Directions for this task: All of the records need to be retyped exactly, with no line dropped.

Listed entries:
● ● ● ●
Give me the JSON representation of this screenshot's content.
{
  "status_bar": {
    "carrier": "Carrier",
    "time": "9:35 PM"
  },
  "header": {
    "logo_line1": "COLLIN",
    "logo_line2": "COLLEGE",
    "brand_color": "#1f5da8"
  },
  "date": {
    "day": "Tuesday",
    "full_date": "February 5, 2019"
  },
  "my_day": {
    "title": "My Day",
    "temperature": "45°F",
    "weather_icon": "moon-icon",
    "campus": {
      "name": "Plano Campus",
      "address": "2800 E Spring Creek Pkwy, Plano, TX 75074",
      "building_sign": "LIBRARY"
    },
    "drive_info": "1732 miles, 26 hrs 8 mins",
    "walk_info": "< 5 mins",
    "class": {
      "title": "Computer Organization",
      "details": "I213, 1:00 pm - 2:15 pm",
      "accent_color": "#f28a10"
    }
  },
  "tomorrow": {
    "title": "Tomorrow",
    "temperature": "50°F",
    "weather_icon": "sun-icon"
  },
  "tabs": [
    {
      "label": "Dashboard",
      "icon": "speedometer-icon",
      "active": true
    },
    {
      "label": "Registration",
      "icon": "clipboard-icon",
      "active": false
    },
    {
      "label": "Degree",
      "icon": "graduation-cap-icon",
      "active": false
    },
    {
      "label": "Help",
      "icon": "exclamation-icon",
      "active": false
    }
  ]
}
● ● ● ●
Answer space:
Give me the JSON representation of this screenshot's content.
{
  "status_bar": {
    "carrier": "Carrier",
    "time": "9:35 PM"
  },
  "header": {
    "logo_line1": "COLLIN",
    "logo_line2": "COLLEGE",
    "brand_color": "#1f5da8"
  },
  "date": {
    "day": "Tuesday",
    "full_date": "February 5, 2019"
  },
  "my_day": {
    "title": "My Day",
    "temperature": "45°F",
    "weather_icon": "moon-icon",
    "campus": {
      "name": "Plano Campus",
      "address": "2800 E Spring Creek Pkwy, Plano, TX 75074",
      "building_sign": "LIBRARY"
    },
    "drive_info": "1732 miles, 26 hrs 8 mins",
    "walk_info": "< 5 mins",
    "class": {
      "title": "Computer Organization",
      "details": "I213, 1:00 pm - 2:15 pm",
      "accent_color": "#f28a10"
    }
  },
  "tomorrow": {
    "title": "Tomorrow",
    "temperature": "50°F",
    "weather_icon": "sun-icon"
  },
  "tabs": [
    {
      "label": "Dashboard",
      "icon": "speedometer-icon",
      "active": true
    },
    {
      "label": "Registration",
      "icon": "clipboard-icon",
      "active": false
    },
    {
      "label": "Degree",
      "icon": "graduation-cap-icon",
      "active": false
    },
    {
      "label": "Help",
      "icon": "exclamation-icon",
      "active": false
    }
  ]
}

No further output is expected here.